Commander of Japanese Combined Fleet for first part of World War II. Shot down and killed by American Air Forces fighters in 1943.
Admiral Yamamoto was a sophisticated man, well-traveled, educated in Economics at Harvard, and fluent in English. He loved to play poker.
He served under Admiral Togo in the Russo-Japanese War, and was present at the battle of Tsushima in 1905.
Between the wars, he struggled against the battleship admiral to get the carriers he knew the Japanese Navy needed. He became Minister of The Japanese Navy in 1938.
Yamamoto's personal preference was to avoid war with the United States. He respected American industrial capacity, and doubted that Japanese industrial resources could handle a protracted conflict with the United States. Once the decision for war was made, he diligently pursued victory.
He planned the air raid on Pearl Harbor. Yamamoto then organized the invasion of the Solomon Islands and New Guinea. He then raided British colonies such as Ceylon.
He also planned the major campaign to capture Midway, which resulted in a disastrous defeat for Japan.

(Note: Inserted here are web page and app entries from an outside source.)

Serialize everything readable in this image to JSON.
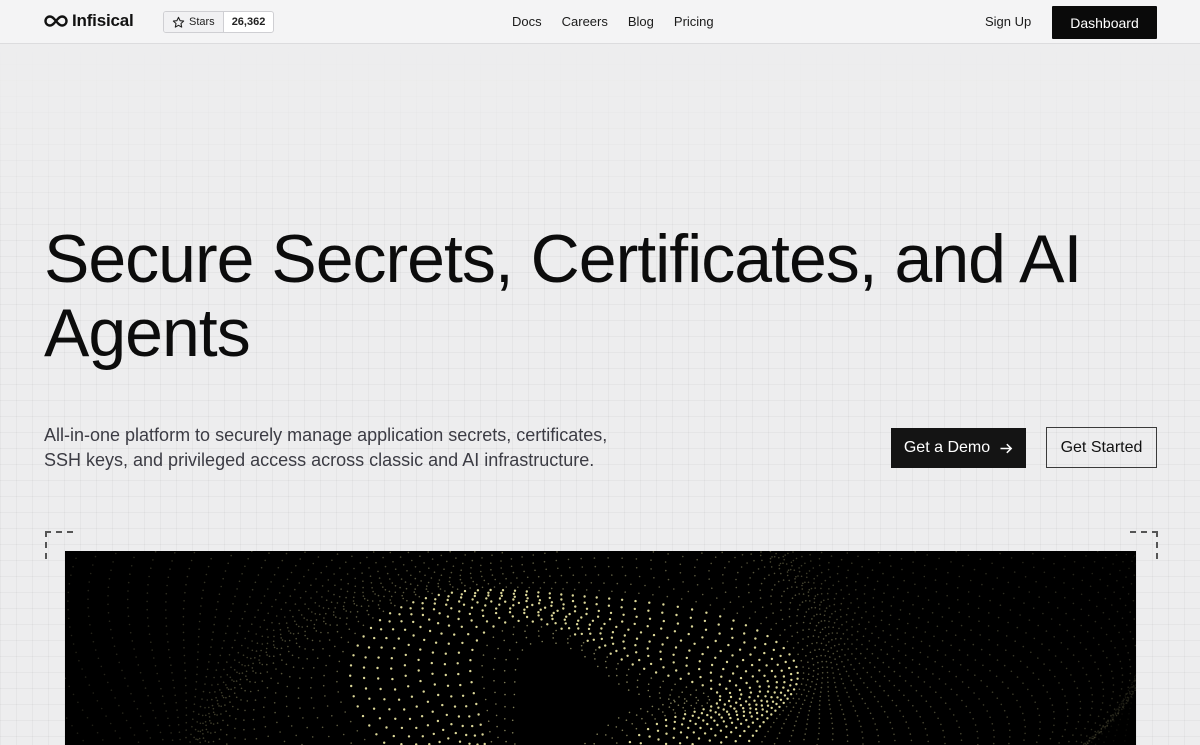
{
  "header": {
    "logo_text": "Infisical",
    "github": {
      "stars_label": "Stars",
      "stars_count": "26,362"
    },
    "nav": [
      "Docs",
      "Careers",
      "Blog",
      "Pricing"
    ],
    "signup_label": "Sign Up",
    "dashboard_label": "Dashboard"
  },
  "hero": {
    "title": "Secure Secrets, Certificates, and AI Agents",
    "subtitle": "All-in-one platform to securely manage application secrets, certificates, SSH keys, and privileged access across classic and AI infrastructure.",
    "demo_label": "Get a Demo",
    "started_label": "Get Started"
  },
  "colors": {
    "background": "#ededee",
    "primary_button": "#141414",
    "visual_bg": "#000000",
    "particle": "#e8e3a0"
  },
  "icons": [
    "infinity-logo-icon",
    "star-icon",
    "arrow-right-icon"
  ]
}
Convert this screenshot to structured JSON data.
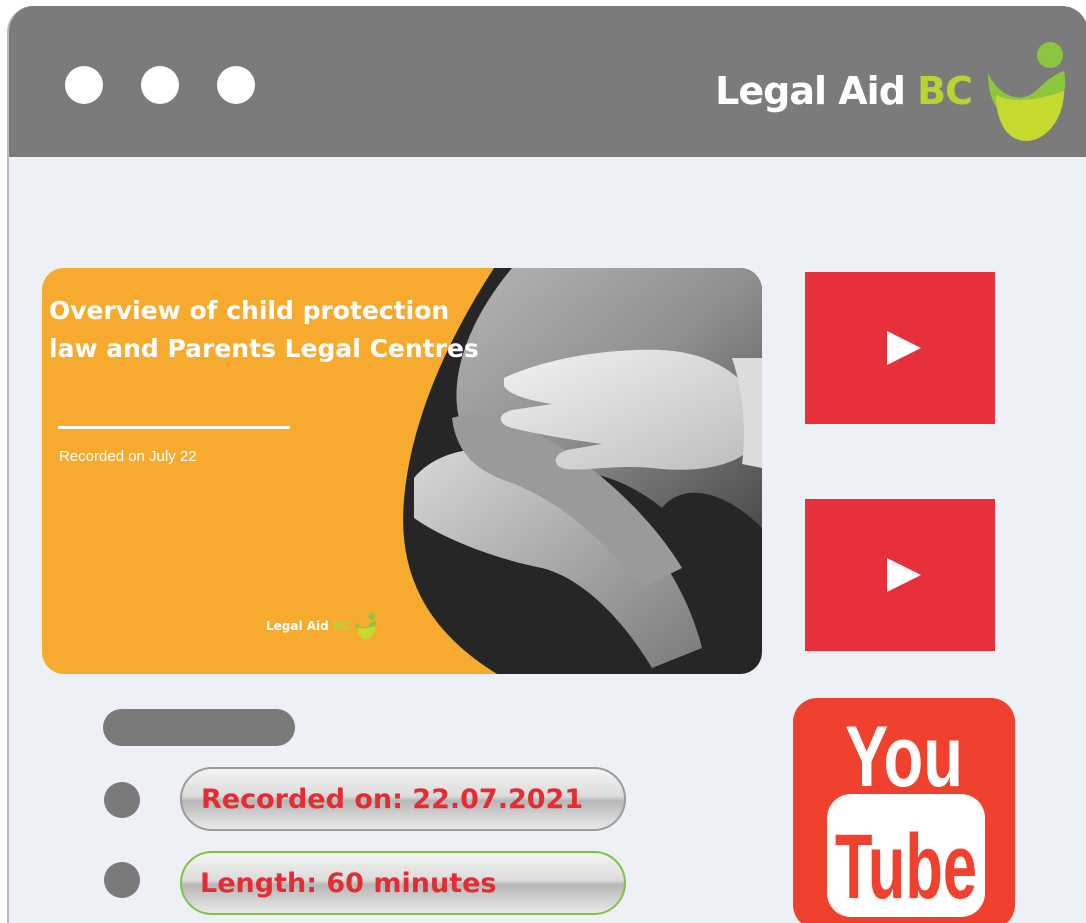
{
  "header": {
    "brand_name": "Legal Aid",
    "brand_accent": "BC",
    "window_controls": [
      "dot",
      "dot",
      "dot"
    ],
    "logo_icon": "legal-aid-bc-logo-icon"
  },
  "video": {
    "title_line1": "Overview of child protection",
    "title_line2": "law and Parents Legal Centres",
    "subtitle": "Recorded on July 22",
    "logo_name": "Legal Aid",
    "logo_accent": "BC",
    "photo": "hands-holding-baby-hand-photo"
  },
  "sidebar": {
    "play_buttons": [
      "play-icon",
      "play-icon"
    ],
    "youtube_logo_top": "You",
    "youtube_logo_bottom": "Tube"
  },
  "details": {
    "recorded": "Recorded on: 22.07.2021",
    "length": "Length:  60 minutes"
  },
  "colors": {
    "titlebar": "#7b7b7b",
    "window_bg": "#edf0f4",
    "slide_orange": "#f6ab2f",
    "play_red": "#e8303d",
    "youtube_red": "#f0412f",
    "brand_green": "#b8d432",
    "text_red": "#e32d32"
  }
}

Yamamoto was killed on April 18, 1943, when the transport he was riding was downed near Bougainville by USAAF P-38's from Guadalcanal. The mission was specially designed to strike a blow against the war-fighting ability and morale of the enemy, and was made possible by "Magic", the code-breaking effort against the Japanese naval codes.